■ Exercise prompt ■
Each line of the data below that contains "icon" must be copied.

■ Records supplied ■
§ §

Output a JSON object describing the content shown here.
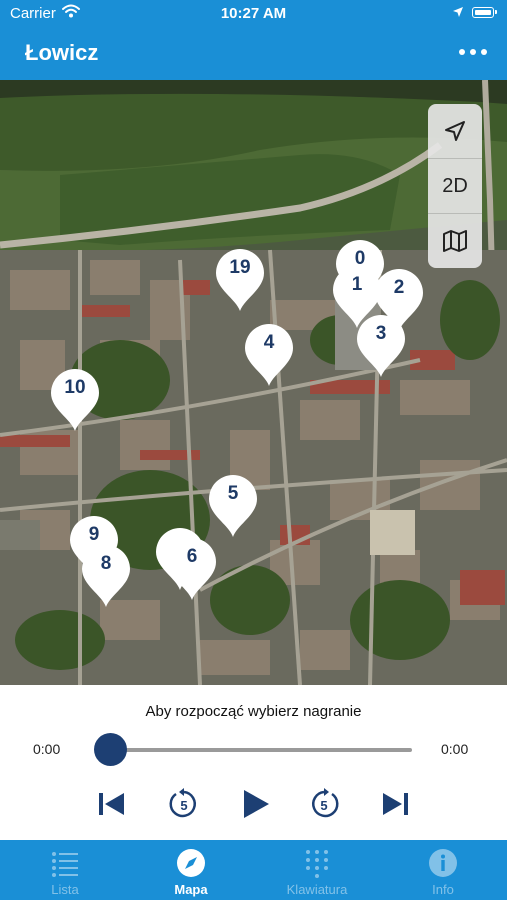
{
  "status_bar": {
    "carrier": "Carrier",
    "time": "10:27 AM"
  },
  "nav": {
    "title": "Łowicz",
    "more_icon": "more-dots-icon"
  },
  "map_controls": {
    "mode_label": "2D",
    "locate_icon": "location-arrow-icon",
    "map_icon": "map-icon"
  },
  "pins": [
    "0",
    "1",
    "2",
    "3",
    "4",
    "5",
    "6",
    "8",
    "9",
    "10",
    "19"
  ],
  "player": {
    "hint": "Aby rozpocząć wybierz nagranie",
    "elapsed": "0:00",
    "remaining": "0:00",
    "progress": 0,
    "skip_back_label": "5",
    "skip_forward_label": "5"
  },
  "tabs": [
    {
      "label": "Lista",
      "icon": "list-icon",
      "active": false
    },
    {
      "label": "Mapa",
      "icon": "compass-icon",
      "active": true
    },
    {
      "label": "Klawiatura",
      "icon": "keypad-icon",
      "active": false
    },
    {
      "label": "Info",
      "icon": "info-icon",
      "active": false
    }
  ],
  "colors": {
    "accent": "#1a8fd6",
    "pin_text": "#1e3a66",
    "player_dark": "#1d3f73"
  }
}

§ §

■ Answer for this exercise ■
    "more_icon": "more-dots-icon"
    "locate_icon": "location-arrow-icon",
    "map_icon": "map-icon"
      "icon": "list-icon",
      "icon": "compass-icon",
      "icon": "keypad-icon",
      "icon": "info-icon",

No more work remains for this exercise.